If the hearing officer had made a finding that the mental trauma of the claimant was caused by the discussion with Ms. S at work on ________ and if that finding was sufficiently supported by evidence of record, the question of whether the trauma occurred as part of a legitimate personnel action would still be before us. See Article 8308-4.02 of the 1989 Act, which states that recovery for mental trauma was not changed by the 1989 Act, but states that a mental injury from a legitimate personnel action is not compensable. In Texas Workers' Compensation Commission Appeal No. 92710, dated February 16, 1993, not only was the Duncan case quoted as even allowing a negative reaction to an undeserved reprimand within the exception found in Article 8308-4.02(b), but it was said, "[i]t is clear to us that discussion with a supervisor about matters relating to the ability to get along with coworkers in the performance of the work qualifies as a legitimate personnel action." This opinion cited Texas Workers' Compensation Commission Appeal No. 92149, cited May 22, 1992, for indicating that evaluations would also be included in Article 8308-4.02(b), although not specifically listed. Appeal No. 92149 also affirmed a determination that a directive to one employee to work with another was a legitimate personnel action; that opinion also pointed to "the absence of evidence showing the personnel action of employer to be other than legitimate. . . ." In the review before the Appeals Panel now, where there is evidence that claimant sought out the supervisor of another unit that claimant supported, Ms. S, and asked her help, and there is testimony that Mr. G, claimant's own supervisor, said that Ms. S was not out of line in telling claimant to return to work; an admonition to return to work coupled with an assertion that claimant's own supervisor would be told, is not unlike an evaluation, or a discussion about getting along with other workers, or an instruction to work with a particular employee--this too is a personnel action. (See Appeal 92710 and 92149, supra). Also see Texas Workers' Compensation Commission Appeal No. 93137, dated April 7, 1993, which indicated that the employer had produced credible evidence of the legitimacy of an investigation conducted of a policeman's activity regarding injury to a suspect. That opinion then said, "Concluding that the claimant did not show that the communication of a personnel action in this case was contrary to law, employers' policies, or any other requirement that would render illegitimate the underlying personnel action, the provisions of Article 8308-4.02(b) apply. . . ." In the appeal before the panel now, it has not been shown that the actions of Ms. S, if causative of mental trauma, were not legitimate in directing claimant to work at her regular task and in revealing that claimant's boss would be informed of her conduct. (We note that Ms. S did not instruct claimant to do work other than her normal duties, assigned by her own supervisor, Mr. G.)
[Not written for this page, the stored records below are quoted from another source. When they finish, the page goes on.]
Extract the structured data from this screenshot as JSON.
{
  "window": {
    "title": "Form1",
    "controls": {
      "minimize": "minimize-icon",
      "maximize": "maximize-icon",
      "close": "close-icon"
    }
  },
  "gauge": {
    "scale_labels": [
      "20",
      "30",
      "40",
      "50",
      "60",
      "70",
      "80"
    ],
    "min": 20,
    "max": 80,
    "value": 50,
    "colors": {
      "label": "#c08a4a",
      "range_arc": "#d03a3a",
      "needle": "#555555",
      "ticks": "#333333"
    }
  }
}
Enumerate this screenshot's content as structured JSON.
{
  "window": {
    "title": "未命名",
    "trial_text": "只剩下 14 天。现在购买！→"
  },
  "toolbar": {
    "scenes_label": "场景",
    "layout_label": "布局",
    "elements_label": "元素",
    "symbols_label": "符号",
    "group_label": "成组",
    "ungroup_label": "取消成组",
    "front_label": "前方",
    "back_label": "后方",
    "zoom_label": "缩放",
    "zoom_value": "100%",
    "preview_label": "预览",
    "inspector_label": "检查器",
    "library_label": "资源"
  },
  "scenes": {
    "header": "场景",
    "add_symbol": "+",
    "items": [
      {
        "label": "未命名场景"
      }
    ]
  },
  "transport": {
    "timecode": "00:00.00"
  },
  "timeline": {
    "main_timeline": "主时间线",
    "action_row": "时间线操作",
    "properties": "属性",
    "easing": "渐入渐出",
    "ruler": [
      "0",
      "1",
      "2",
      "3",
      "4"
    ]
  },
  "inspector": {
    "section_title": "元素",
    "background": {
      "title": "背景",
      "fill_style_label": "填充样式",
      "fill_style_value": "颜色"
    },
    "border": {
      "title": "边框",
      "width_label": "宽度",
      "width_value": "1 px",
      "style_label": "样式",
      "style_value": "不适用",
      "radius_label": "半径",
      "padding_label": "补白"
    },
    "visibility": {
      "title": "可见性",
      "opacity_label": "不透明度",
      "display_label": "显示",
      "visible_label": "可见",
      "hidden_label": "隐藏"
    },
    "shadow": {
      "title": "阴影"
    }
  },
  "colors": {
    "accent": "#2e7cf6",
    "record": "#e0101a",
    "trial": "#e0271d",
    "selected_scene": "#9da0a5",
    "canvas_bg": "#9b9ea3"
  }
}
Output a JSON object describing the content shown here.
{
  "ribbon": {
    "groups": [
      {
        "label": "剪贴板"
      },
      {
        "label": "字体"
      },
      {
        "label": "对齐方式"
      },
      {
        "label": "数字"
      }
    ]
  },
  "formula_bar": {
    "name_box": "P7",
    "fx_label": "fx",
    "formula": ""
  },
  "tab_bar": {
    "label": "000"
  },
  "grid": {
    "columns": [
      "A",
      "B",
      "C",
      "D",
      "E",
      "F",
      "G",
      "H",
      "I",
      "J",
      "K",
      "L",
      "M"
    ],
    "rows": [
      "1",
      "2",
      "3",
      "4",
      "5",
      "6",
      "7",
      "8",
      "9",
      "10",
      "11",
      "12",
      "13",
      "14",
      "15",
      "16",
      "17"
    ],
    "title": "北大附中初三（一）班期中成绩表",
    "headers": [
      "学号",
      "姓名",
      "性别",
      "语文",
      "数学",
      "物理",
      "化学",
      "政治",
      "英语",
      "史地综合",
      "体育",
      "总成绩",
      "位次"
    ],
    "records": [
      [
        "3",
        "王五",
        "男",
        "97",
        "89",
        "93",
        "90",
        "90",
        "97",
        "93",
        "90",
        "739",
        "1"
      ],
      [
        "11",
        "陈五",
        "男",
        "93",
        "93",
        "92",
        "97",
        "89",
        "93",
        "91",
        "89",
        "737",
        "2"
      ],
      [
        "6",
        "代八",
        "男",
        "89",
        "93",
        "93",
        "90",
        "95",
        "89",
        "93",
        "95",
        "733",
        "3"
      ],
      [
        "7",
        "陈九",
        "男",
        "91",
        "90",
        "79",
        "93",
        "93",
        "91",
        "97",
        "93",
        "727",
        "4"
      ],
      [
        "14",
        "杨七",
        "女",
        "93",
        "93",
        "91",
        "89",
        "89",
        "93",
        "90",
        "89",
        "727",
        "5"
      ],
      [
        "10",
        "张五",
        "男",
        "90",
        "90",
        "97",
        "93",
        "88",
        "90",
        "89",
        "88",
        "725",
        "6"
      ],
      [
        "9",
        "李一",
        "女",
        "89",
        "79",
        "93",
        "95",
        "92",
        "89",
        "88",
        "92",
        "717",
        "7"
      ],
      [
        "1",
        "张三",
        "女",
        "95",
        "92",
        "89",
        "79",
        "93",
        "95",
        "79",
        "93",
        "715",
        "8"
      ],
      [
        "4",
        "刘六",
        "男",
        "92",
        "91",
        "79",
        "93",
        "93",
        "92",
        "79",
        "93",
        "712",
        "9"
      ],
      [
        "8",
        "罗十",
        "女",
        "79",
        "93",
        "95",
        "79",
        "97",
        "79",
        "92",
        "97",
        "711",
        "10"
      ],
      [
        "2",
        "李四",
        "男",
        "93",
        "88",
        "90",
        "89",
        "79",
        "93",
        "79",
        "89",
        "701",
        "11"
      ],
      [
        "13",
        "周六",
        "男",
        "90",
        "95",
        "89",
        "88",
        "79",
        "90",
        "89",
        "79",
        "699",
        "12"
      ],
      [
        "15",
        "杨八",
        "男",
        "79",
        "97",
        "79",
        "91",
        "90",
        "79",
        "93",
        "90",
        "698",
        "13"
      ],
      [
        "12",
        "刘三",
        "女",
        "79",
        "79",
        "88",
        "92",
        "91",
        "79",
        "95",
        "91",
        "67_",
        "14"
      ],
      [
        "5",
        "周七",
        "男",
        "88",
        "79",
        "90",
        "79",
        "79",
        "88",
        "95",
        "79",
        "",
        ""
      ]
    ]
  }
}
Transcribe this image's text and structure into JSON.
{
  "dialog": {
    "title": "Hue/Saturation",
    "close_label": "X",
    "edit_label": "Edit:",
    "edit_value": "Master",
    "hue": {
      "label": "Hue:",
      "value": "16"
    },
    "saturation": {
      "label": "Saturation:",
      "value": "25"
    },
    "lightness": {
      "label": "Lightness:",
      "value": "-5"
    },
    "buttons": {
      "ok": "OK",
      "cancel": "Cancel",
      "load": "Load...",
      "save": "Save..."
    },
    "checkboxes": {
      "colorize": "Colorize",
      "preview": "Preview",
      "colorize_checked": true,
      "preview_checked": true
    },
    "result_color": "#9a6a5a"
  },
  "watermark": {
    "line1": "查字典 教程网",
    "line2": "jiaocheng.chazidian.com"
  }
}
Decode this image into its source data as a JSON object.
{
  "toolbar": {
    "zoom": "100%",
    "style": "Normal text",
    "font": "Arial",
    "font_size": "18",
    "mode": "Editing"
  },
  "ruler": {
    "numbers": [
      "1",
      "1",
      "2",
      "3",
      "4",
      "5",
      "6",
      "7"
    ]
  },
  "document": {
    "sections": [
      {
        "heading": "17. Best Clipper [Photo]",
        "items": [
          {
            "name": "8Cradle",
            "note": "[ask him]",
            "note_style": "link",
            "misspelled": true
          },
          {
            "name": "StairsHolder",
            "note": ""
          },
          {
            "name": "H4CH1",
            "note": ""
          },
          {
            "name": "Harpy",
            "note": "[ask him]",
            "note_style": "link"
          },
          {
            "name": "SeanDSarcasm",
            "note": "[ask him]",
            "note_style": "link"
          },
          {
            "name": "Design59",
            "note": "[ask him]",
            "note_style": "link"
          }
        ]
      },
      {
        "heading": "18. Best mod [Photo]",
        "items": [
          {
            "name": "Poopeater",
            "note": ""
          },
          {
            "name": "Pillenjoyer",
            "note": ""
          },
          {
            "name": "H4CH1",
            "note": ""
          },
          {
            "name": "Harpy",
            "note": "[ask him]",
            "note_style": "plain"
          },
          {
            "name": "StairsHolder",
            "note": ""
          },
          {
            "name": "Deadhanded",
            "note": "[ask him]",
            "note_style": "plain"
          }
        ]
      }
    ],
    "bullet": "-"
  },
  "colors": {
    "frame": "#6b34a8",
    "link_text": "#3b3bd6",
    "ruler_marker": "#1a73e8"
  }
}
The decision and order are reversed and rendered that a compensable mental injury has not been shown.
Robert W. Potts
Thomas A. Knapp